We had an exciting time at the Franciscan University in Steubenville, Ohio with our youth group. We took 13 of our
teens and joined about 2000 others for the annual youth conference there. The conferences are very
professionally done and they present a very orthodox Catholic message for the youth. Being in a field house with
2000 teens lifting their voices to the rafters in praise and worship is quite an exhilarating experience. But, on
Friday and Saturday evenings, they also knelt quietly on hard floors and bleachers before Jesus, present in the
Eucharist and exposed in the monstrance. And they also voluntarily waited in line for more than hour to go to
Confession, to receive the Sacrament of Reconciliation. The healing power of this sacrament is amazing; you
could see the changes take place. The theme of the conference was “Witness” and related to Acts 1:8. Just

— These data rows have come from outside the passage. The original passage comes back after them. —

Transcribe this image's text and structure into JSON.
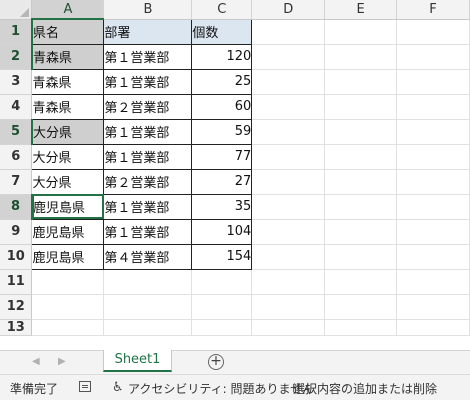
{
  "columns": [
    "A",
    "B",
    "C",
    "D",
    "E",
    "F"
  ],
  "rows": [
    {
      "num": "1",
      "a": "県名",
      "b": "部署",
      "c": "個数"
    },
    {
      "num": "2",
      "a": "青森県",
      "b": "第１営業部",
      "c": "120"
    },
    {
      "num": "3",
      "a": "青森県",
      "b": "第１営業部",
      "c": "25"
    },
    {
      "num": "4",
      "a": "青森県",
      "b": "第２営業部",
      "c": "60"
    },
    {
      "num": "5",
      "a": "大分県",
      "b": "第１営業部",
      "c": "59"
    },
    {
      "num": "6",
      "a": "大分県",
      "b": "第１営業部",
      "c": "77"
    },
    {
      "num": "7",
      "a": "大分県",
      "b": "第２営業部",
      "c": "27"
    },
    {
      "num": "8",
      "a": "鹿児島県",
      "b": "第１営業部",
      "c": "35"
    },
    {
      "num": "9",
      "a": "鹿児島県",
      "b": "第１営業部",
      "c": "104"
    },
    {
      "num": "10",
      "a": "鹿児島県",
      "b": "第４営業部",
      "c": "154"
    },
    {
      "num": "11",
      "a": "",
      "b": "",
      "c": ""
    },
    {
      "num": "12",
      "a": "",
      "b": "",
      "c": ""
    },
    {
      "num": "13",
      "a": "",
      "b": "",
      "c": ""
    }
  ],
  "sheet_tab": "Sheet1",
  "status": {
    "ready": "準備完了",
    "accessibility": "アクセシビリティ: 問題ありません",
    "hint": "選択内容の追加または削除"
  }
}
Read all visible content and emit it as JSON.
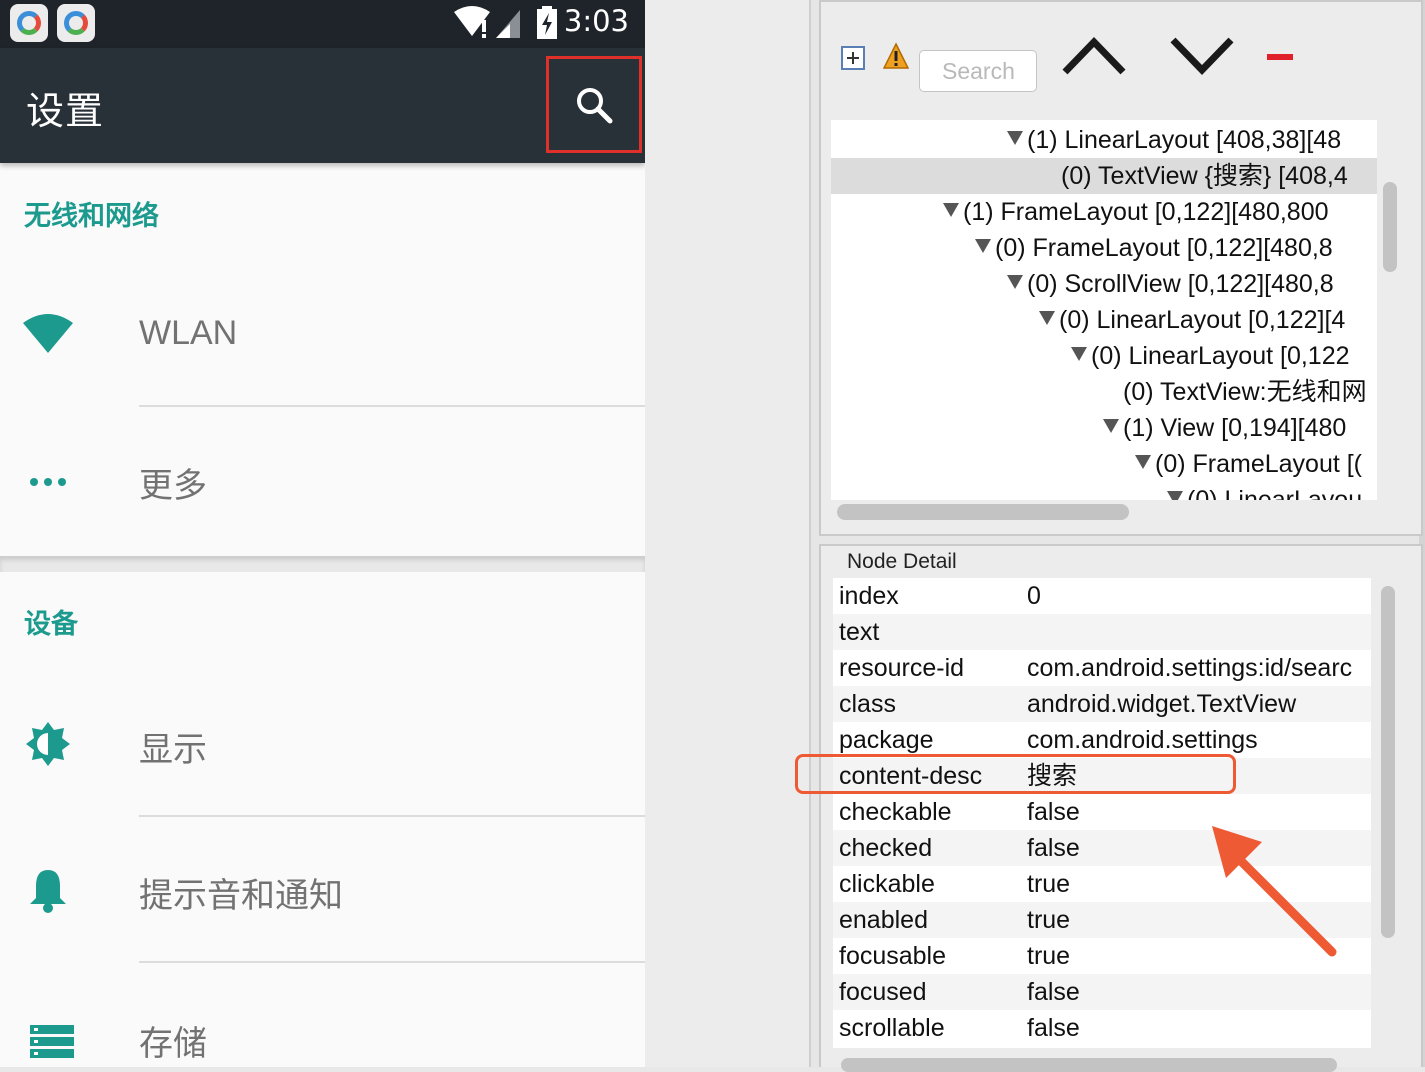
{
  "phone": {
    "status_bar": {
      "time": "3:03",
      "icons": [
        "app-icon",
        "app-icon",
        "wifi-icon",
        "signal-icon",
        "battery-charging-icon"
      ]
    },
    "toolbar": {
      "title": "设置",
      "search_icon": "search-icon"
    },
    "sections": [
      {
        "header": "无线和网络",
        "items": [
          {
            "label": "WLAN",
            "icon": "wifi-icon"
          },
          {
            "label": "更多",
            "icon": "more-dots-icon"
          }
        ]
      },
      {
        "header": "设备",
        "items": [
          {
            "label": "显示",
            "icon": "brightness-icon"
          },
          {
            "label": "提示音和通知",
            "icon": "bell-icon"
          },
          {
            "label": "存储",
            "icon": "storage-icon"
          }
        ]
      }
    ],
    "colors": {
      "accent": "#1d9a8e",
      "toolbar": "#283038",
      "statusbar": "#1f242b",
      "highlight": "#e0302a"
    }
  },
  "viewer": {
    "toolbar": {
      "search_placeholder": "Search",
      "icons": [
        "expand-all-icon",
        "warning-icon",
        "chevron-up-icon",
        "chevron-down-icon",
        "minus-icon"
      ]
    },
    "tree": [
      {
        "text": "(1) LinearLayout [408,38][48",
        "expanded": true
      },
      {
        "text": "(0) TextView {搜索} [408,4",
        "expanded": false,
        "selected": true
      },
      {
        "text": "(1) FrameLayout [0,122][480,800",
        "expanded": true
      },
      {
        "text": "(0) FrameLayout [0,122][480,8",
        "expanded": true
      },
      {
        "text": "(0) ScrollView [0,122][480,8",
        "expanded": true
      },
      {
        "text": "(0) LinearLayout [0,122][4",
        "expanded": true
      },
      {
        "text": "(0) LinearLayout [0,122",
        "expanded": true
      },
      {
        "text": "(0) TextView:无线和网",
        "expanded": false
      },
      {
        "text": "(1) View [0,194][480",
        "expanded": true
      },
      {
        "text": "(0) FrameLayout [(",
        "expanded": true
      },
      {
        "text": "(0) LinearLayou",
        "expanded": true
      }
    ],
    "node_detail": {
      "title": "Node Detail",
      "rows": [
        {
          "key": "index",
          "value": "0"
        },
        {
          "key": "text",
          "value": ""
        },
        {
          "key": "resource-id",
          "value": "com.android.settings:id/searc"
        },
        {
          "key": "class",
          "value": "android.widget.TextView"
        },
        {
          "key": "package",
          "value": "com.android.settings"
        },
        {
          "key": "content-desc",
          "value": "搜索"
        },
        {
          "key": "checkable",
          "value": "false"
        },
        {
          "key": "checked",
          "value": "false"
        },
        {
          "key": "clickable",
          "value": "true"
        },
        {
          "key": "enabled",
          "value": "true"
        },
        {
          "key": "focusable",
          "value": "true"
        },
        {
          "key": "focused",
          "value": "false"
        },
        {
          "key": "scrollable",
          "value": "false"
        }
      ]
    },
    "annotation_color": "#ee5a33"
  }
}
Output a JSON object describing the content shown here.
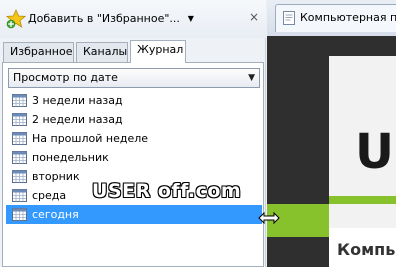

before Jesus ascended to Heaven, He told His disciples:
“You will receive power when the holy Spirit comes
upon you, and you will be my witnesses … to the ends of the earth.”
And they were very good witnesses. They
showed they could be people of prayer, people of repentance, but most of all people of joy. If we are not joyful
people, we are not going to very successful at bringing the gospel message to our friends and families.
Homilies and Bulletin Articles
There are no new bulletin articles to view at the website and there are only two new homilies. I was at
Steubenville on one Sunday and attended Mass with my dad at his church on Father’s Day. The two new homilies
that I have posted are:

Status of the Book
As I mentioned, I’ve become a little more disciplined about spending time on the book. But a lot of time has been
spent on tangential efforts, especially toward investigating the potential for getting the book published some day. I
am planning on submitting the book idea to an agent, or agents, to see what kind of response I get. They want a
bunch of information for the submissions. They want summaries for each chapter, and that was a good thing to
do anyways. They want a couple of chapters to check out my writing style. I already had the Introduction chapter
pretty much complete and just finished the first regular chapter; a few people have volunteered to review that for
me before I send it off. The part I am struggling with the most is the competitive analysis. They want a comparison
of my book with at least five current books on a related subject, distinguishing mine from the others. If anyone has
any suggestions for books that I might use for comparison, please let me know.